In a research of nearly 16,000 pregnant ladies, investigators identified that a cell-free DNA blood test performed between 10-14 weeks gestation was more helpful for identifying Down syndrome than standard testing methods.
The research – lead by Dr. Mary Norton, professor of clinical obstetrics and gynecology at the University of California-San Francisco (UCSF) – also unveiled the blood test was more successful for diagnosing two more rare chromosomal abnormalities – Edwards syndrome and Patau syndrome – than standard techniques.
The team reported its results in the New England Journal of Medicine.
Down syndrome is the very common genetic problem in the US, impacting about 1 in every 700 babies born. It happens when a partial or full additional copy of chromosome 21 is made while in embryonic development.
The extra chromosome is then replicated in cells all over the body, causing the characteristics connected with the problem. These consist of developmental abnormalities, flattened fatal features, decreased muscle tone, upward slanting eyes and small hands and feet.
All pregnant women, no matter of their age, are provided screening and diagnostic assessments for Down syndrome.
These consist of the initial trimester combined test, which includes calculating the levels of necessary protein and hormones in a pregnant woman’s blood that are connected to chromosomal irregularities. It also includes a nuchal translucency screening test – an ultrasound that measures the quantity of fluid accumulating in the baby’s neck tissue. Enhanced fluid buildup may suggest irregularities.
A clinician uses the blood examine and ultrasound outcomes, along with the mother’s age, to calculate their danger of having a baby with Down syndrome.
The cell-free fetal DNA (cfDNA) examine is generally suggested for pregnant women who are at great risk of having a child with Down syndrome. This is a test that analyzes the small quantities of fetal DNA that are circulating in a pregnant woman’s blood, looking for extra copies of chromosome 21.
With respect to Dr. Norton and co-workers, the cfDNA test has proved extremely accurate in discovering Down syndrome in high-risk pregnant women, but its effectiveness among pregnant women at reduced risk is unclear.
100% sensitivity and fewer false-positive outcomes with cfDNA test
For their research, the team registered 18,955 pregnant ladies of an average age of 30 from 35 medical centers more than six nations. The scientists note that about 24% of the women were over 35 – an age connected with greater risk for Down syndrome – while the remaining 76% were at reduced risk.
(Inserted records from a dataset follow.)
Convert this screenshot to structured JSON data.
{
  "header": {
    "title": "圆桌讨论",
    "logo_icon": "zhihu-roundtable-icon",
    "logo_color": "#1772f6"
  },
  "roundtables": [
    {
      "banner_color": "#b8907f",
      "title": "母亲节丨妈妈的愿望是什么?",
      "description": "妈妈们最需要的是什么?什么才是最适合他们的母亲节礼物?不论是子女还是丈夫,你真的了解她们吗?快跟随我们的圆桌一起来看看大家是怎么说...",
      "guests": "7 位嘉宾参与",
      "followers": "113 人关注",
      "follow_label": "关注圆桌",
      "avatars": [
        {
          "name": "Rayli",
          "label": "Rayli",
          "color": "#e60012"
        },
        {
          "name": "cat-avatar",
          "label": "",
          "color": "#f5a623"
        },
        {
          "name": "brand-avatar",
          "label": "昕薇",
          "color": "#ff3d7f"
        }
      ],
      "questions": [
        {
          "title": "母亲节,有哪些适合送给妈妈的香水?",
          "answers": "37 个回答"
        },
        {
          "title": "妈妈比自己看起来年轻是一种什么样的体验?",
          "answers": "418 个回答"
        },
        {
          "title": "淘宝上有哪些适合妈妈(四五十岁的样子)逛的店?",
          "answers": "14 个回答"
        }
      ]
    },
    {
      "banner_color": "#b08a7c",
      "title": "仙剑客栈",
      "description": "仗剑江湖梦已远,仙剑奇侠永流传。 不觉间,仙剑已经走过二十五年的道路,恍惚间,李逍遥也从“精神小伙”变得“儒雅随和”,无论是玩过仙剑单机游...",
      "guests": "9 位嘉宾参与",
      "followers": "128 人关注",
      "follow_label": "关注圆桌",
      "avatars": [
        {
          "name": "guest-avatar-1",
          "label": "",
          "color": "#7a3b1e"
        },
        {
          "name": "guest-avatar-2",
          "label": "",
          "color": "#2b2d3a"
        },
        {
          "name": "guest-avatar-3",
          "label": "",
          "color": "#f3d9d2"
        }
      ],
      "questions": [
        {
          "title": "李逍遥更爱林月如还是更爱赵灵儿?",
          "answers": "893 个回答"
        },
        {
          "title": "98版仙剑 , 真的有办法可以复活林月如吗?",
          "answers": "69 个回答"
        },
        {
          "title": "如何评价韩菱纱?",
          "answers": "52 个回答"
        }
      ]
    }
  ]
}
etween 10 and 14 weeks gestation, the women obtained both the first trimester combined test and the cfDNA test. The team was capable to obtain the test outcomes and monitor the pregnancy results of 15,841 of the women enrolled.
Among these women, 38 cases of Down syndrome were recognized, and they identified that the cfDNA test properly recognized all 38 – boasting a sensitivity rate of 100%. The first trimester combined test, on the other hand, only correctly determined 30 out of 38 cases.
The investigators also identified that the cfDNA test yielded considerably fewer false-positive outcomes; nine compared with 854 with the initial trimester combined test.
In add-on, the team identified the cfDNA test was more appropriate than the standard test for determining Edwards syndrome (trisomy 18) and Patau syndrome (trisomy 13).
The cfDNA test identified 9 out of 10 cases of Edwards syndrome and yielded one false-positive outcome, while 8 cases were determined with standard testing and 49 false-positives. While the cfDNA test recognized both cases of Patau syndrome and led to one false-positive, standard screening recognized one case and led to 28 false-positives.
cfDNA testing must be approached with caution
The scientists say use of the cfDNA test among reduced risk women would result in fewer false-positive outcomes than standard screening, and, as a outcome, may lead to fewer invasive tests and relevant miscarriages.
They point out, however, that pregnant women and health care providers must be conscious of the potential downfalls with cfDNA testing. They note that standard screening approaches capture a much broader range of irregularities.
For instance, 488 women registered to the research were excluded because their circulating fetal DNA was immeasurable or their outcomes could not be interpreted. On the other hand, 2.7% of these women’s fetuses had chromosomal problems that would not have been recognized through the cfDNA test. The detection rates of cfDNA testing would have been reduced if these women were included in the outcomes, note the investigators.
Dr. Norton adds:
“Providers have to be attuned to patients’ choices and counsel them about the distinctions in prenatal screening and diagnostic testing choices. Those women who do opt for cell-free DNA examining must be informed that it is extremely accurate for Down syndrome, but it concentrates on a small number of chromosomal irregularities and does not offer the comprehensive evaluation available with other techniques.
Counseling must also include information about the risks connected with failed tests and the pros and cons of pursuing invasive examining if no outcomes are obtained.”
The team concludes that additional researches are warranted to evaluate the cost utility of cfDNA examining among pregnant women at reduced risk of Down syndrome.